§ **WHAT IS NEEDED**
All lines in the data bearing the string "ENVÍOS" should be identified and copied.

Items from an interface collection
▬▬▬▬▬▬
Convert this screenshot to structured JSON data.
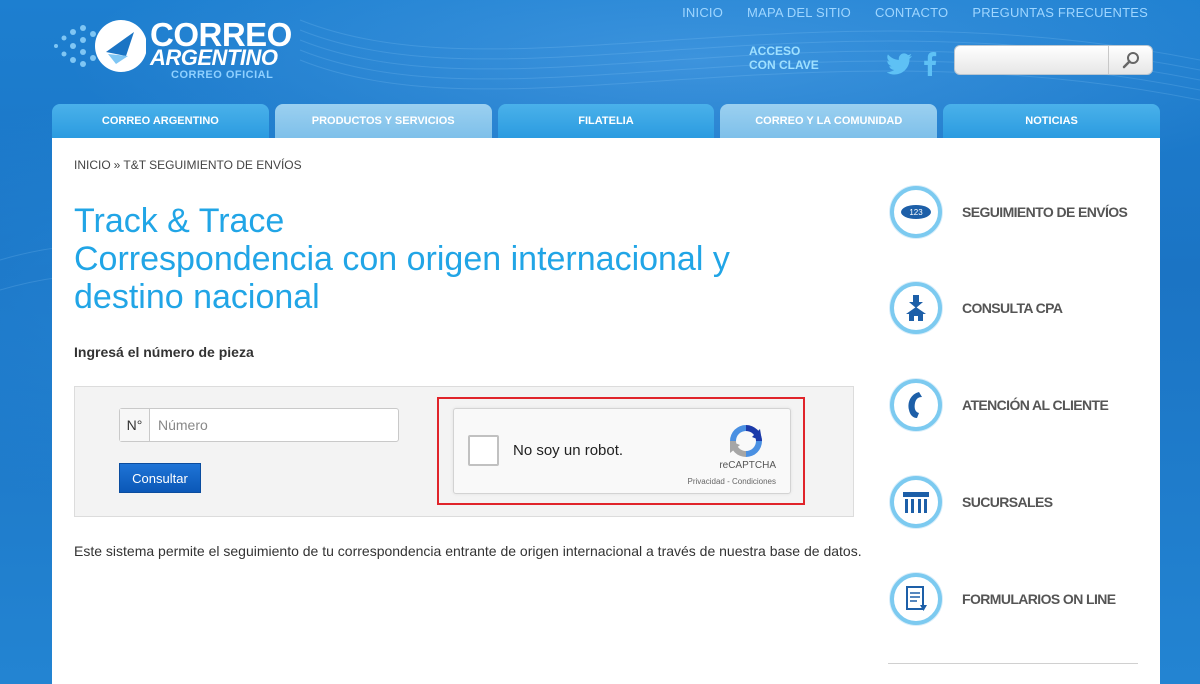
{
  "header": {
    "brand_line1": "CORREO",
    "brand_line2": "ARGENTINO",
    "brand_line3": "CORREO OFICIAL",
    "top_links": [
      "INICIO",
      "MAPA DEL SITIO",
      "CONTACTO",
      "PREGUNTAS FRECUENTES"
    ],
    "acceso_line1": "ACCESO",
    "acceso_line2": "CON CLAVE",
    "search_placeholder": ""
  },
  "main_nav": [
    "CORREO ARGENTINO",
    "PRODUCTOS Y SERVICIOS",
    "FILATELIA",
    "CORREO Y LA COMUNIDAD",
    "NOTICIAS"
  ],
  "breadcrumb": {
    "home": "INICIO",
    "sep": "»",
    "current": "T&T SEGUIMIENTO DE ENVÍOS"
  },
  "page": {
    "title_line1": "Track & Trace",
    "title_line2": "Correspondencia con origen internacional y destino nacional",
    "input_label": "Ingresá el número de pieza",
    "number_prefix": "N°",
    "number_placeholder": "Número",
    "submit_label": "Consultar",
    "description": "Este sistema permite el seguimiento de tu correspondencia entrante de origen internacional a través de nuestra base de datos."
  },
  "captcha": {
    "label": "No soy un robot.",
    "brand": "reCAPTCHA",
    "terms": "Privacidad - Condiciones"
  },
  "sidebar": {
    "items": [
      {
        "label": "SEGUIMIENTO DE ENVÍOS",
        "icon": "tracking-icon",
        "icon_text": "123"
      },
      {
        "label": "CONSULTA CPA",
        "icon": "house-arrow-icon"
      },
      {
        "label": "ATENCIÓN AL CLIENTE",
        "icon": "phone-icon"
      },
      {
        "label": "SUCURSALES",
        "icon": "branch-icon"
      },
      {
        "label": "FORMULARIOS ON LINE",
        "icon": "form-icon"
      }
    ]
  },
  "colors": {
    "title_blue": "#21a5e6",
    "nav_blue": "#2b9be0",
    "button_blue": "#0b58b7",
    "highlight_red": "#e0242a"
  }
}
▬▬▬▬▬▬
§ **SOLUTION BELOW**
    "current": "T&T SEGUIMIENTO DE ENVÍOS"
        "label": "SEGUIMIENTO DE ENVÍOS",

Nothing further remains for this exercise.